◆ EXERCISE DETAILS:
Each entry must come back word for word; drop the images as you go.

◆ SUPPLIED RECORDS:
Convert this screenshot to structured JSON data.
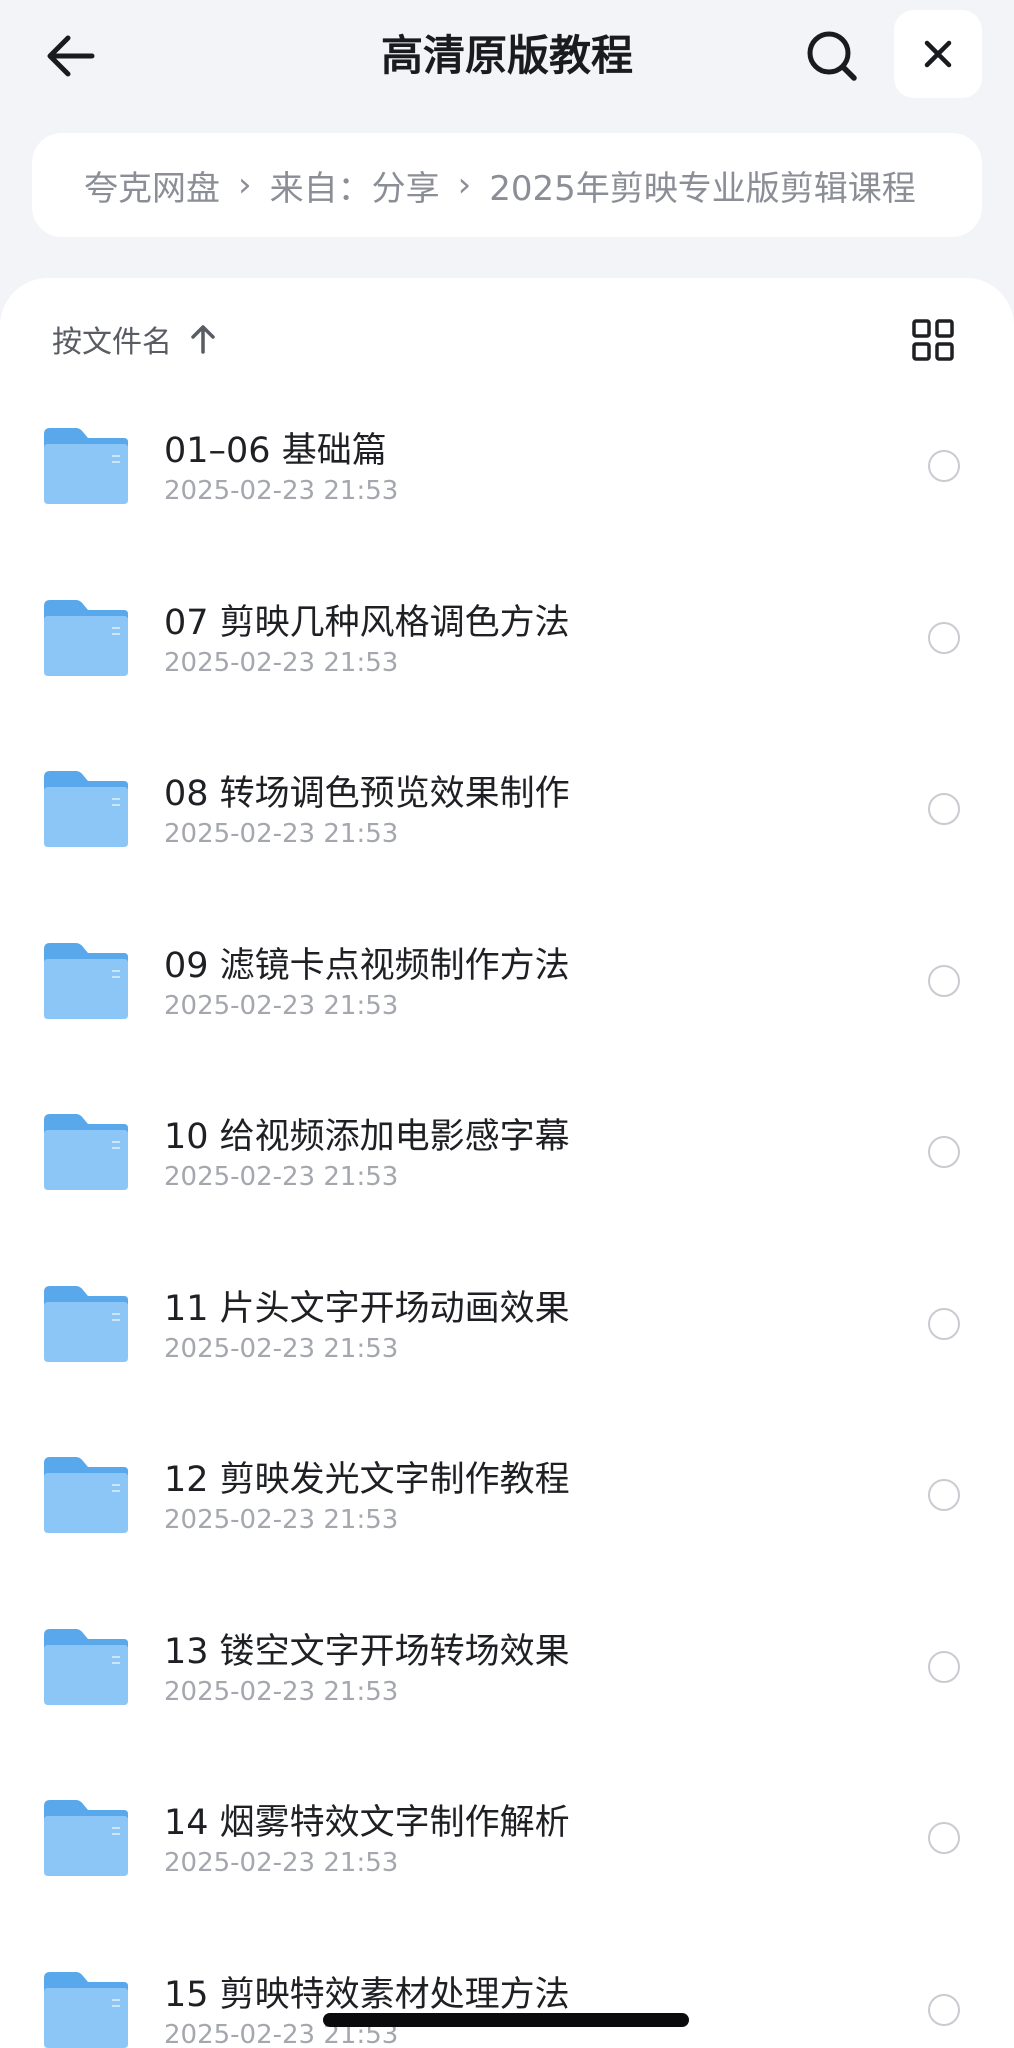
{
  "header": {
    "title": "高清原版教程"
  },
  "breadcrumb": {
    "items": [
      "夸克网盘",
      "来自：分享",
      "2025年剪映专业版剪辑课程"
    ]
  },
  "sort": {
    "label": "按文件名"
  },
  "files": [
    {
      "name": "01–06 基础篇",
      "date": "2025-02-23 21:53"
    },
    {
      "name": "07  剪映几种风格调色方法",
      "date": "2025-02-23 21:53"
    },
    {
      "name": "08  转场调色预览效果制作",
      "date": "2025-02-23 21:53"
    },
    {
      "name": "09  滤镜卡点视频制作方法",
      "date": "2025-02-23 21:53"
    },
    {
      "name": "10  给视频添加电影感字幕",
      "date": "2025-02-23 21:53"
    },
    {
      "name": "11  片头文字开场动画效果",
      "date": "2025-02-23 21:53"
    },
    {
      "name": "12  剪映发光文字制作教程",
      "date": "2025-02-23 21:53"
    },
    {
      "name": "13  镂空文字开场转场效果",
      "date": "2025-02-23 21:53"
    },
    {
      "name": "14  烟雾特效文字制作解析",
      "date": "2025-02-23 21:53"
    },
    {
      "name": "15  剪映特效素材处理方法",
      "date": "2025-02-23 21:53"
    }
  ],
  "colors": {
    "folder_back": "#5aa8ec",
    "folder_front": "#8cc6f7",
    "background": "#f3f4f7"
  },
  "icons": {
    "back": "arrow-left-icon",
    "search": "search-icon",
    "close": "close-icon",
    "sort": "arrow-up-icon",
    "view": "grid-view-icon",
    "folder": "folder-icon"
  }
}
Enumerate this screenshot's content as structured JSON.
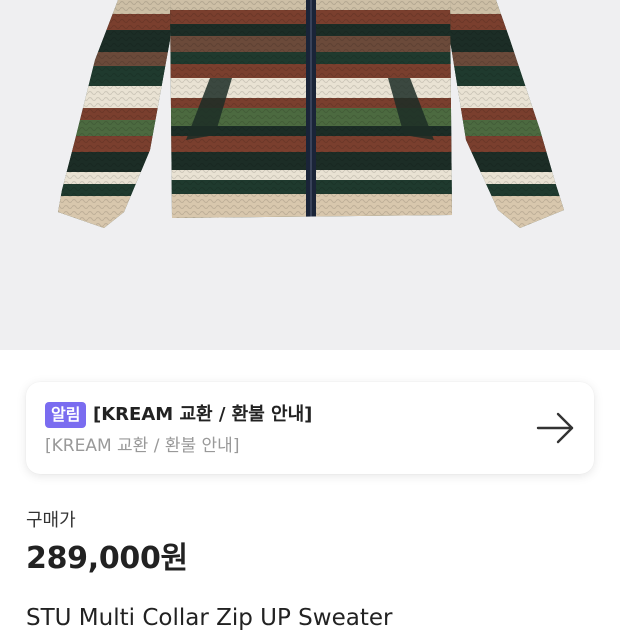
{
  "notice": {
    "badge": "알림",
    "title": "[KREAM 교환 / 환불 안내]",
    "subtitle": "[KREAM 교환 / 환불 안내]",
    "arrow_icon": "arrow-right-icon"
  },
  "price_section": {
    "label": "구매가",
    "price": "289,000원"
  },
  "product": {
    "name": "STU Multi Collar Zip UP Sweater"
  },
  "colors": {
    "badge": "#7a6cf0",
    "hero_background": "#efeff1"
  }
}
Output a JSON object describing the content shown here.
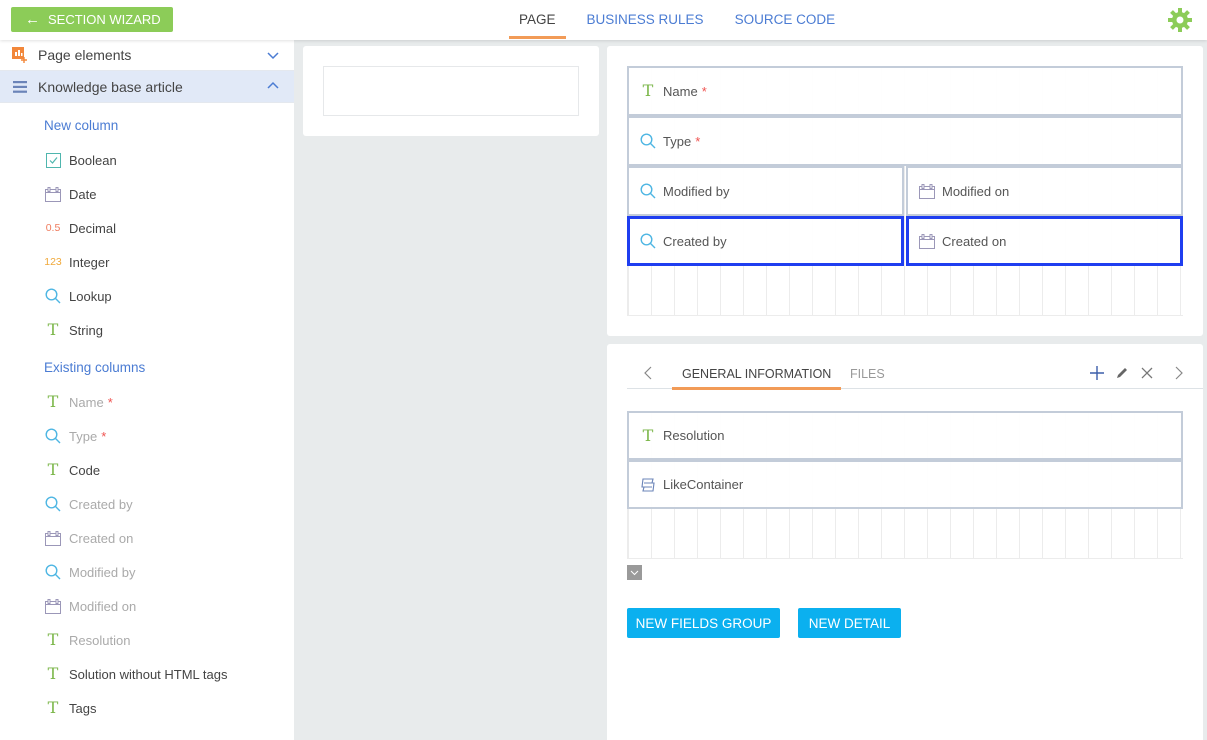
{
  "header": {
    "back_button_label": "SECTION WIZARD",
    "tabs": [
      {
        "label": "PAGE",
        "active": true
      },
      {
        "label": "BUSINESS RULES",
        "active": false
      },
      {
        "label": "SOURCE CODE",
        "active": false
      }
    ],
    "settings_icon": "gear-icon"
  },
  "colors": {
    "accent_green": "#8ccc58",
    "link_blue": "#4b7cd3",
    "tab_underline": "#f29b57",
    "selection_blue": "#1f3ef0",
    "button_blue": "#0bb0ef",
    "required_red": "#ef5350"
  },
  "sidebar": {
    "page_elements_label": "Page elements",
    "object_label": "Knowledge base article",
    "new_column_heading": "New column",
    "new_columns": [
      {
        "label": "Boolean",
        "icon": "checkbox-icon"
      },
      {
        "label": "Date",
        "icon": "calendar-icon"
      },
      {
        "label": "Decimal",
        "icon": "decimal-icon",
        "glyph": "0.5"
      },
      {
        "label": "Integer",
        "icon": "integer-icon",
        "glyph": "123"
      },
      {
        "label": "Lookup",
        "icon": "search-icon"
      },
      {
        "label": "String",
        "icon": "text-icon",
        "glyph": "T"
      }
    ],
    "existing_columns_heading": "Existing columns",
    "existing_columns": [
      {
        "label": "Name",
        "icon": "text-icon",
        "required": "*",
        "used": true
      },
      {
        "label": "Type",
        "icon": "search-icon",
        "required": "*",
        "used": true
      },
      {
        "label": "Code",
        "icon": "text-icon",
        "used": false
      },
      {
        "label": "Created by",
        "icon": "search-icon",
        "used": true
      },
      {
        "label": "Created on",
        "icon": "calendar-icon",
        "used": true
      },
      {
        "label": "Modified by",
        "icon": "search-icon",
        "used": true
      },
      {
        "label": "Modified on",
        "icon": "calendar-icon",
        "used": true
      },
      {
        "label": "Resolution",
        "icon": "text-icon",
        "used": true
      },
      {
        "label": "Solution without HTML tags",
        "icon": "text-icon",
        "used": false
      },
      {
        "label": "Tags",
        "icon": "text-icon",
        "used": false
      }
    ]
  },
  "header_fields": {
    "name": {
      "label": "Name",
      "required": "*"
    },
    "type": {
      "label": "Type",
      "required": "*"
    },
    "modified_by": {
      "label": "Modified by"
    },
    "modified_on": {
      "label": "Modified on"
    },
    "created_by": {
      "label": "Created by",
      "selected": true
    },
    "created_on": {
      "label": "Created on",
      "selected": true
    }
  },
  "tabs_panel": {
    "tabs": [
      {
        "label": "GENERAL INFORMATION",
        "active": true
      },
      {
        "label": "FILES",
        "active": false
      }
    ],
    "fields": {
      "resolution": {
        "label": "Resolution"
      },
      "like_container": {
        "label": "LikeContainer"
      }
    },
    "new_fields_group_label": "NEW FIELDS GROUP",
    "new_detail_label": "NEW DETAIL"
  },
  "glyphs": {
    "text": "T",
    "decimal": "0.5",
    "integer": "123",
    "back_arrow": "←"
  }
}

◆ ANSWER TO THE PROBLEM:
Convert this screenshot to structured JSON data.
{
  "header": {
    "title": "高清原版教程"
  },
  "breadcrumb": {
    "items": [
      "夸克网盘",
      "来自：分享",
      "2025年剪映专业版剪辑课程"
    ]
  },
  "sort": {
    "label": "按文件名"
  },
  "files": [
    {
      "name": "01–06 基础篇",
      "date": "2025-02-23 21:53"
    },
    {
      "name": "07  剪映几种风格调色方法",
      "date": "2025-02-23 21:53"
    },
    {
      "name": "08  转场调色预览效果制作",
      "date": "2025-02-23 21:53"
    },
    {
      "name": "09  滤镜卡点视频制作方法",
      "date": "2025-02-23 21:53"
    },
    {
      "name": "10  给视频添加电影感字幕",
      "date": "2025-02-23 21:53"
    },
    {
      "name": "11  片头文字开场动画效果",
      "date": "2025-02-23 21:53"
    },
    {
      "name": "12  剪映发光文字制作教程",
      "date": "2025-02-23 21:53"
    },
    {
      "name": "13  镂空文字开场转场效果",
      "date": "2025-02-23 21:53"
    },
    {
      "name": "14  烟雾特效文字制作解析",
      "date": "2025-02-23 21:53"
    },
    {
      "name": "15  剪映特效素材处理方法",
      "date": "2025-02-23 21:53"
    }
  ],
  "colors": {
    "folder_back": "#5aa8ec",
    "folder_front": "#8cc6f7",
    "background": "#f3f4f7"
  },
  "icons": {
    "back": "arrow-left-icon",
    "search": "search-icon",
    "close": "close-icon",
    "sort": "arrow-up-icon",
    "view": "grid-view-icon",
    "folder": "folder-icon"
  }
}
Enumerate this screenshot's content as structured JSON.
{
  "notice": {
    "badge": "알림",
    "title": "[KREAM 교환 / 환불 안내]",
    "subtitle": "[KREAM 교환 / 환불 안내]",
    "arrow_icon": "arrow-right-icon"
  },
  "price_section": {
    "label": "구매가",
    "price": "289,000원"
  },
  "product": {
    "name": "STU Multi Collar Zip UP Sweater"
  },
  "colors": {
    "badge": "#7a6cf0",
    "hero_background": "#efeff1"
  }
}
Output a JSON object describing the content shown here.
{
  "header": {
    "back_button_label": "SECTION WIZARD",
    "tabs": [
      {
        "label": "PAGE",
        "active": true
      },
      {
        "label": "BUSINESS RULES",
        "active": false
      },
      {
        "label": "SOURCE CODE",
        "active": false
      }
    ],
    "settings_icon": "gear-icon"
  },
  "colors": {
    "accent_green": "#8ccc58",
    "link_blue": "#4b7cd3",
    "tab_underline": "#f29b57",
    "selection_blue": "#1f3ef0",
    "button_blue": "#0bb0ef",
    "required_red": "#ef5350"
  },
  "sidebar": {
    "page_elements_label": "Page elements",
    "object_label": "Knowledge base article",
    "new_column_heading": "New column",
    "new_columns": [
      {
        "label": "Boolean",
        "icon": "checkbox-icon"
      },
      {
        "label": "Date",
        "icon": "calendar-icon"
      },
      {
        "label": "Decimal",
        "icon": "decimal-icon",
        "glyph": "0.5"
      },
      {
        "label": "Integer",
        "icon": "integer-icon",
        "glyph": "123"
      },
      {
        "label": "Lookup",
        "icon": "search-icon"
      },
      {
        "label": "String",
        "icon": "text-icon",
        "glyph": "T"
      }
    ],
    "existing_columns_heading": "Existing columns",
    "existing_columns": [
      {
        "label": "Name",
        "icon": "text-icon",
        "required": "*",
        "used": true
      },
      {
        "label": "Type",
        "icon": "search-icon",
        "required": "*",
        "used": true
      },
      {
        "label": "Code",
        "icon": "text-icon",
        "used": false
      },
      {
        "label": "Created by",
        "icon": "search-icon",
        "used": true
      },
      {
        "label": "Created on",
        "icon": "calendar-icon",
        "used": true
      },
      {
        "label": "Modified by",
        "icon": "search-icon",
        "used": true
      },
      {
        "label": "Modified on",
        "icon": "calendar-icon",
        "used": true
      },
      {
        "label": "Resolution",
        "icon": "text-icon",
        "used": true
      },
      {
        "label": "Solution without HTML tags",
        "icon": "text-icon",
        "used": false
      },
      {
        "label": "Tags",
        "icon": "text-icon",
        "used": false
      }
    ]
  },
  "header_fields": {
    "name": {
      "label": "Name",
      "required": "*"
    },
    "type": {
      "label": "Type",
      "required": "*"
    },
    "modified_by": {
      "label": "Modified by"
    },
    "modified_on": {
      "label": "Modified on"
    },
    "created_by": {
      "label": "Created by",
      "selected": true
    },
    "created_on": {
      "label": "Created on",
      "selected": true
    }
  },
  "tabs_panel": {
    "tabs": [
      {
        "label": "GENERAL INFORMATION",
        "active": true
      },
      {
        "label": "FILES",
        "active": false
      }
    ],
    "fields": {
      "resolution": {
        "label": "Resolution"
      },
      "like_container": {
        "label": "LikeContainer"
      }
    },
    "new_fields_group_label": "NEW FIELDS GROUP",
    "new_detail_label": "NEW DETAIL"
  },
  "glyphs": {
    "text": "T",
    "decimal": "0.5",
    "integer": "123",
    "back_arrow": "←"
  }
}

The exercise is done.